Many charity partnerships hinge on the enthusiasm of one person, who is often a chief executive or senior manager, says Stephen Uden, head of corporate citizenship at Nationwide Building Society.
But the building society's partnership with Macmillan Cancer Support rests on multiple points of contact, he says. "People move on and the relationship survives," he says.
In partnership terms, it has survived into old age and recently celebrated its 20th birthday, having raised £6.5m thus far.
The main methods of fundraising have been through the involvement of Nationwide employees in the renowned Macmillan fundraiser, the World's Biggest Coffee Morning, team and individual challenge events and a payroll giving scheme in which 4,000 Nationwide employees give a penny of their salary to Macmillan every month.
The charity partnership has moved beyond employee involvement to include Nationwide's 15 million members.

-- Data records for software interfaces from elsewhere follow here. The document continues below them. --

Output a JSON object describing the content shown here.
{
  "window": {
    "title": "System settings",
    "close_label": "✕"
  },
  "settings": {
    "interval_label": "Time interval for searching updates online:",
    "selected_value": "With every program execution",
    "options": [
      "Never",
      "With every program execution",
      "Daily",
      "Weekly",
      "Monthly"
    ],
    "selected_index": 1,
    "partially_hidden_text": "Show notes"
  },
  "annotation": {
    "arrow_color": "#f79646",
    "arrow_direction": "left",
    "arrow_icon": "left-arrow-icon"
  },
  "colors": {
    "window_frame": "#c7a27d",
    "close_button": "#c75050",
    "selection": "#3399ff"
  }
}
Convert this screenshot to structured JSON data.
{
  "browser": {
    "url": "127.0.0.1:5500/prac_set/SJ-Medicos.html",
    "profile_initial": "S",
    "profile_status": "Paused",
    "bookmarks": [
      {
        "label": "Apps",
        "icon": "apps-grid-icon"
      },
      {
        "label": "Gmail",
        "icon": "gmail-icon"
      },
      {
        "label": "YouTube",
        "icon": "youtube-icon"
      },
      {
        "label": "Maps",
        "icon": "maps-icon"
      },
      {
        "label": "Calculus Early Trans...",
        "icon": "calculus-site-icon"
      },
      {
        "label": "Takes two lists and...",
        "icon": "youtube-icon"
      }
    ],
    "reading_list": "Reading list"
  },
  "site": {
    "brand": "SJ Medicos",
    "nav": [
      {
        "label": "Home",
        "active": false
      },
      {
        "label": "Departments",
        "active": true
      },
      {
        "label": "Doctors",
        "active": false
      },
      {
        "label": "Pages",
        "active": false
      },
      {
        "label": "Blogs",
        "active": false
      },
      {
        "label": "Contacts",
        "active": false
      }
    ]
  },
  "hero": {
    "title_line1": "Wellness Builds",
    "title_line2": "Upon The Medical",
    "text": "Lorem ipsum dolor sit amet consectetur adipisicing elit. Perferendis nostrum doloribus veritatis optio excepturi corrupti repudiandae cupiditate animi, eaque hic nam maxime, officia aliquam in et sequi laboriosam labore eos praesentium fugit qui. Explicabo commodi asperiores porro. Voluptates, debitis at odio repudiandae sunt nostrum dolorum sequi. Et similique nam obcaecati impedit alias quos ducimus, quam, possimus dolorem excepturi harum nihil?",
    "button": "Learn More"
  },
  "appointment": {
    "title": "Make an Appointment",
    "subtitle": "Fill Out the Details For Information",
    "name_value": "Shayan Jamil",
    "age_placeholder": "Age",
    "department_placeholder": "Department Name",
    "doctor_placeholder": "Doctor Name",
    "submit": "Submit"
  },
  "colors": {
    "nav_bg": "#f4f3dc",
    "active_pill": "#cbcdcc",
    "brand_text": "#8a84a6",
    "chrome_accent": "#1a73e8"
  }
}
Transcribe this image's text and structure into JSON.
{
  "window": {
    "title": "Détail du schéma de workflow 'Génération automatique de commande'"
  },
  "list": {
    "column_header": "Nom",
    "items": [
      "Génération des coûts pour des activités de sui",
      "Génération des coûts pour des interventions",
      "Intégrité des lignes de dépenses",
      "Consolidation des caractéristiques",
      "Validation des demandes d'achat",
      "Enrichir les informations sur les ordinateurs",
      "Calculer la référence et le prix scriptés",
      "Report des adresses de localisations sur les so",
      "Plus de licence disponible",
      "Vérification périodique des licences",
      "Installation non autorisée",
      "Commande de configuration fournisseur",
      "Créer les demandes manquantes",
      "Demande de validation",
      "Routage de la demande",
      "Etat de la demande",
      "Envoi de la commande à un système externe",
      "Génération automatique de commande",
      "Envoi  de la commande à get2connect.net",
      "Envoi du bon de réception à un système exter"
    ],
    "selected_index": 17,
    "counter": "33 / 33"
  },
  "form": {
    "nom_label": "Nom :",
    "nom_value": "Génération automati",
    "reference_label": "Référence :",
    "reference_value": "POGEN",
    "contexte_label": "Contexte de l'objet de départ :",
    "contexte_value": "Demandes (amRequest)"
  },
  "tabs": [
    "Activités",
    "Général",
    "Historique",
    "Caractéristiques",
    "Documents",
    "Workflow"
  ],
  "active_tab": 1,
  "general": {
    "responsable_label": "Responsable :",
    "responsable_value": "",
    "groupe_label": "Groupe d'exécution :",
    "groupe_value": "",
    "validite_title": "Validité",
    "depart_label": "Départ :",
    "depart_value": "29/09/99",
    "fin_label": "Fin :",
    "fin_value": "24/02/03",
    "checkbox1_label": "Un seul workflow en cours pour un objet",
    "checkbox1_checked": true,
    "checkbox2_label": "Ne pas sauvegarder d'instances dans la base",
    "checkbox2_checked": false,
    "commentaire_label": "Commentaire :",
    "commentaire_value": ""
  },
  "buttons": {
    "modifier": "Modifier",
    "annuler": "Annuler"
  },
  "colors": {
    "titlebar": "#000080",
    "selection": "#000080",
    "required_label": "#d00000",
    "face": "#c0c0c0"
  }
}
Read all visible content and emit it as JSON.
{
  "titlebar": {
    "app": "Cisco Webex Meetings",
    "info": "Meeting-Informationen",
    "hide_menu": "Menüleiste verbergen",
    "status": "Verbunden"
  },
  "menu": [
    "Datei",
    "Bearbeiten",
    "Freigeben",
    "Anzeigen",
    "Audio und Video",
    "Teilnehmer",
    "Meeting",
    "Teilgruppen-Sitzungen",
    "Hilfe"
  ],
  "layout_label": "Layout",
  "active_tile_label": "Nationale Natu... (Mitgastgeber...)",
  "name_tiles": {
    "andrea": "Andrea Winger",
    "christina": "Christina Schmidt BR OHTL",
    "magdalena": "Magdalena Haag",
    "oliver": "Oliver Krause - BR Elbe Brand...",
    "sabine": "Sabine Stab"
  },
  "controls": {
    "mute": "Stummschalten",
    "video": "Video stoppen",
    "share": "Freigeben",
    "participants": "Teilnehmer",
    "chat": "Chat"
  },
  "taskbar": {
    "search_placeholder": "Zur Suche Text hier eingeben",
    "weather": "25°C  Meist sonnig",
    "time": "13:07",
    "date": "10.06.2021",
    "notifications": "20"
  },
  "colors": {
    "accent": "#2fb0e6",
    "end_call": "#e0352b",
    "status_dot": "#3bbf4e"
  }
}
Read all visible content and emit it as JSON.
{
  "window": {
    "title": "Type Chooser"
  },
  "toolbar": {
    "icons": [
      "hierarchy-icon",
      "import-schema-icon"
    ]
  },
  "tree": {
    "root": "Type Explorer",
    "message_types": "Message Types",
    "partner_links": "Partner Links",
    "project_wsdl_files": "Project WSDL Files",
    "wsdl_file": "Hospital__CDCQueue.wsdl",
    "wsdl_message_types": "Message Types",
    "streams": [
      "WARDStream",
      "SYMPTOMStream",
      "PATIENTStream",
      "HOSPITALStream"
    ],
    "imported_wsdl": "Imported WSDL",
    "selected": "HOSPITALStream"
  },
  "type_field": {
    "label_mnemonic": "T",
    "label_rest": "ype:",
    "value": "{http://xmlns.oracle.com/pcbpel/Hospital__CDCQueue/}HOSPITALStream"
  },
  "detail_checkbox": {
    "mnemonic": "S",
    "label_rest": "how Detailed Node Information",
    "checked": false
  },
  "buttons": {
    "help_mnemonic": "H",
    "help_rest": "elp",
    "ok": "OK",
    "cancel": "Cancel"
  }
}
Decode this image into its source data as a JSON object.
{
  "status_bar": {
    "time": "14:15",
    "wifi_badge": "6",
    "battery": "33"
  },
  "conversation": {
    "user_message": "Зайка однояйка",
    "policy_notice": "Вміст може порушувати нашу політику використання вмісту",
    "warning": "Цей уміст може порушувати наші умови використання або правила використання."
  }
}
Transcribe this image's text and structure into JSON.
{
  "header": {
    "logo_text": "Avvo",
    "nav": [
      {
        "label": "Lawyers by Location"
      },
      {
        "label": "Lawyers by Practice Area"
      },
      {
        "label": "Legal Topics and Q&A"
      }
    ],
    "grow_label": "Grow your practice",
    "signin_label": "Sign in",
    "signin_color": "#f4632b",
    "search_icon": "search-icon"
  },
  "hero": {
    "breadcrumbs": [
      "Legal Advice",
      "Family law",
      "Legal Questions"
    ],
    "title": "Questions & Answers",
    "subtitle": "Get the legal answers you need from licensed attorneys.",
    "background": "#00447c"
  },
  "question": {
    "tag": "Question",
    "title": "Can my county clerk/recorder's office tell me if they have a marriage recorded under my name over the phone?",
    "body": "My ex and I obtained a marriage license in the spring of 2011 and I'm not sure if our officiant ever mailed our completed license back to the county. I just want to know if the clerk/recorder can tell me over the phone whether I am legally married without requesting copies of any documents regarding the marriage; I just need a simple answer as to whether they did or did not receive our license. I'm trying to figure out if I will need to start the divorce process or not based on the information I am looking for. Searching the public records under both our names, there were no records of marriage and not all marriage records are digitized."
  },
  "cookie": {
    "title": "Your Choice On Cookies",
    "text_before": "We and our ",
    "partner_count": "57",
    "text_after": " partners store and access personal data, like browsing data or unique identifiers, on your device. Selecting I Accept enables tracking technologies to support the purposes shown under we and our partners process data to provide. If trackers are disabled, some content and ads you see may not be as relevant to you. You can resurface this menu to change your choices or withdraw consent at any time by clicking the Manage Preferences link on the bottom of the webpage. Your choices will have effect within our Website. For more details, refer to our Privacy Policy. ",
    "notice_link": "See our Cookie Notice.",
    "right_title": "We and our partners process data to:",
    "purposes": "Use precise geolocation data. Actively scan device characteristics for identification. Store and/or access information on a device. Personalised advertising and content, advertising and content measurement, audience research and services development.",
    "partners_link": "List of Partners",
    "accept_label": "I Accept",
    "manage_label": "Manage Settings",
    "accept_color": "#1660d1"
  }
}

Nearly £200,000 was raised in 2013 through a 20p per head donation to Macmillan, made if members voted by post for AGM resolutions and signed up for e-voting.
"Nationwide is one of the longestrunning partnerships that we have," says Emily Shelford, head of account management at Macmillan.
The partnership has evolved from pure fundraising to collaboration on a work and cancer toolkit that provides guidance to managers on appropriate support for Nationwide employees who are diagnosed with cancer.
"In a world where partnerships are often short term, I think that both partners get a lot out of it," says Uden.